It probably couldn’t be any other way. Cojocaru doesn’t have the sheer force of a Kitri exemplar like Natalia Osipova. She shaded it to emphasize her strengths. In her Act 1 variation where she kicked her legs up in temps de flèches, the step was about the height of the extension, rather than height of the jump.
Still, Kitri is a show piece, and Cojocaru pulled out the stops in Act 3, but using her lightness for acrobatics rather than power. When Jose Manuel Carreño pressed her overhead, she let go completely, and he tossed her an extra revolution in another trick. Her solo in the grand pas was different, eschewing the standard pas de chevals, and neither harder nor simpler, but with turns and other steps that look better on her. And by the final jétés, she was soaring.
Cojocaru and Carreño were not a sympathetic partnership. He seemed to have trouble intuiting when she was done turning, assisting her too early or too late. He is a human forklift, though, and she is light. He pressed her overhead and held her with one hand; she extended her leg up beyond 180 degrees partially for stability and partially because they could.
The production, staged in ’95 by Kevin MacKenzie and Susan Jones, is based on the standard Petipa-Gorsky version. If it isn’t the Russo-Spanish monument to joyous vulgarity that the Bolshoi does better than anyone, it’s respectable. It could use freshening around the edges, though, particularly in supporting roles. The male corps was ragged in their toreador dances. Gennadi Saveliev went in for Sascha Radetsky as their leader Espada; it was a ragged performance that looked like he learned he was dancing a half-hour before curtain. Maria Riccetto, who doubled as Mercedes and Queen of the Dryads, had trouble with her Italian fouettes. Amour is a sugary role, and Yuriko Kajiya was saccharine.
There were brighter spots. Julio Bragado-Young played the also-ran suitor Gamache as dryly funny instead of a functionary from The Ministry of Silly Walks. He and Isaac Stappas as Kitri’s father Lorenzo reconciled easily after Basilio’s ruse. It fit with Cojocaru’s lighter reading that avoided farce in favor of wit and gentility.

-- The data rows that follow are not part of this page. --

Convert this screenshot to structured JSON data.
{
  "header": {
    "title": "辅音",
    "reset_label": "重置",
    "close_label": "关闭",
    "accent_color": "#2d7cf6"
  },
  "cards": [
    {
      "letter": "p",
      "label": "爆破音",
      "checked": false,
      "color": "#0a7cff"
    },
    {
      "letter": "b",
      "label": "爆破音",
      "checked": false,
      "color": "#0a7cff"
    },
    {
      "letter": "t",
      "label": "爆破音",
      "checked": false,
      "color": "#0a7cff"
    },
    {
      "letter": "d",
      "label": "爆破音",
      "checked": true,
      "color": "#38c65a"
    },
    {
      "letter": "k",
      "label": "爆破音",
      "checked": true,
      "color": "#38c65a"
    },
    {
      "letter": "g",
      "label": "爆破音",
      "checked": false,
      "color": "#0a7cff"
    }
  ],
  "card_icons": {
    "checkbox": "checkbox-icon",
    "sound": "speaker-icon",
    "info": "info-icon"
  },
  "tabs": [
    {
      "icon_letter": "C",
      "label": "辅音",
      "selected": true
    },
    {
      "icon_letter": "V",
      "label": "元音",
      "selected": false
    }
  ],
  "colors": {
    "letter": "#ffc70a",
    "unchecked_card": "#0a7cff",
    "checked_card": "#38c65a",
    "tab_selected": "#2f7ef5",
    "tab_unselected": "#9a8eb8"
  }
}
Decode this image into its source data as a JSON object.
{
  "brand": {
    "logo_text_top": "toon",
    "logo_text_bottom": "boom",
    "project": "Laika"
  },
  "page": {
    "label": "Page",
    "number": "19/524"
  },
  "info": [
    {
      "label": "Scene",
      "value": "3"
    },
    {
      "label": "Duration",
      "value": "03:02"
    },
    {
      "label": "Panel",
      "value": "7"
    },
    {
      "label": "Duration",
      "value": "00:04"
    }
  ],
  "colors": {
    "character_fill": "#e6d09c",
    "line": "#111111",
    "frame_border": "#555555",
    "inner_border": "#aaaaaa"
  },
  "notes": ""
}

copyright © 2011 by Leigh Witchel
Photo by Gene Schiavone, Alina Cojocaru in “Don Quixote.”